Start of DATA PROVIDED

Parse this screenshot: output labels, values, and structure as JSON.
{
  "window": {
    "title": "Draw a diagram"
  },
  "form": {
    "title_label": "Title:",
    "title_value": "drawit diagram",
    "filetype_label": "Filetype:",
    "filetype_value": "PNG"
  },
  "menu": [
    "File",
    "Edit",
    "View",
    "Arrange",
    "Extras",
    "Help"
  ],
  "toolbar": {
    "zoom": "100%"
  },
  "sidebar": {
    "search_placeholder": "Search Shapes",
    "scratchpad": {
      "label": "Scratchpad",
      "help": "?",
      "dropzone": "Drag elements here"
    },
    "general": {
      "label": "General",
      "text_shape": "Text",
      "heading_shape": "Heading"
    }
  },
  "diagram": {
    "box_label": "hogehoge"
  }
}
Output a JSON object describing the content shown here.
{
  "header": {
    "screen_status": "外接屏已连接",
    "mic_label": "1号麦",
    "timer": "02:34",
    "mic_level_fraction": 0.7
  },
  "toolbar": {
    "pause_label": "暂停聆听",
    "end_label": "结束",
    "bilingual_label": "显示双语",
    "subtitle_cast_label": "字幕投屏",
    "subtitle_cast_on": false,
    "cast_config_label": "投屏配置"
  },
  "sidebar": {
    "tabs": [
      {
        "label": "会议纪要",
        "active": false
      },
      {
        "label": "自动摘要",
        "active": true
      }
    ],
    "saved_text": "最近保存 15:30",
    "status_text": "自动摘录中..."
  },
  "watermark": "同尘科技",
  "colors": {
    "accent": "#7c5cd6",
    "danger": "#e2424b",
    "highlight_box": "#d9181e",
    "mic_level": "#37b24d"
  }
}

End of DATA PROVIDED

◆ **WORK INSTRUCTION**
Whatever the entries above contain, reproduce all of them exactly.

◆ **ANSWER SPACE**
Parse this screenshot: output labels, values, and structure as JSON.
{
  "window": {
    "title": "Draw a diagram"
  },
  "form": {
    "title_label": "Title:",
    "title_value": "drawit diagram",
    "filetype_label": "Filetype:",
    "filetype_value": "PNG"
  },
  "menu": [
    "File",
    "Edit",
    "View",
    "Arrange",
    "Extras",
    "Help"
  ],
  "toolbar": {
    "zoom": "100%"
  },
  "sidebar": {
    "search_placeholder": "Search Shapes",
    "scratchpad": {
      "label": "Scratchpad",
      "help": "?",
      "dropzone": "Drag elements here"
    },
    "general": {
      "label": "General",
      "text_shape": "Text",
      "heading_shape": "Heading"
    }
  },
  "diagram": {
    "box_label": "hogehoge"
  }
}
Output a JSON object describing the content shown here.
{
  "header": {
    "screen_status": "外接屏已连接",
    "mic_label": "1号麦",
    "timer": "02:34",
    "mic_level_fraction": 0.7
  },
  "toolbar": {
    "pause_label": "暂停聆听",
    "end_label": "结束",
    "bilingual_label": "显示双语",
    "subtitle_cast_label": "字幕投屏",
    "subtitle_cast_on": false,
    "cast_config_label": "投屏配置"
  },
  "sidebar": {
    "tabs": [
      {
        "label": "会议纪要",
        "active": false
      },
      {
        "label": "自动摘要",
        "active": true
      }
    ],
    "saved_text": "最近保存 15:30",
    "status_text": "自动摘录中..."
  },
  "watermark": "同尘科技",
  "colors": {
    "accent": "#7c5cd6",
    "danger": "#e2424b",
    "highlight_box": "#d9181e",
    "mic_level": "#37b24d"
  }
}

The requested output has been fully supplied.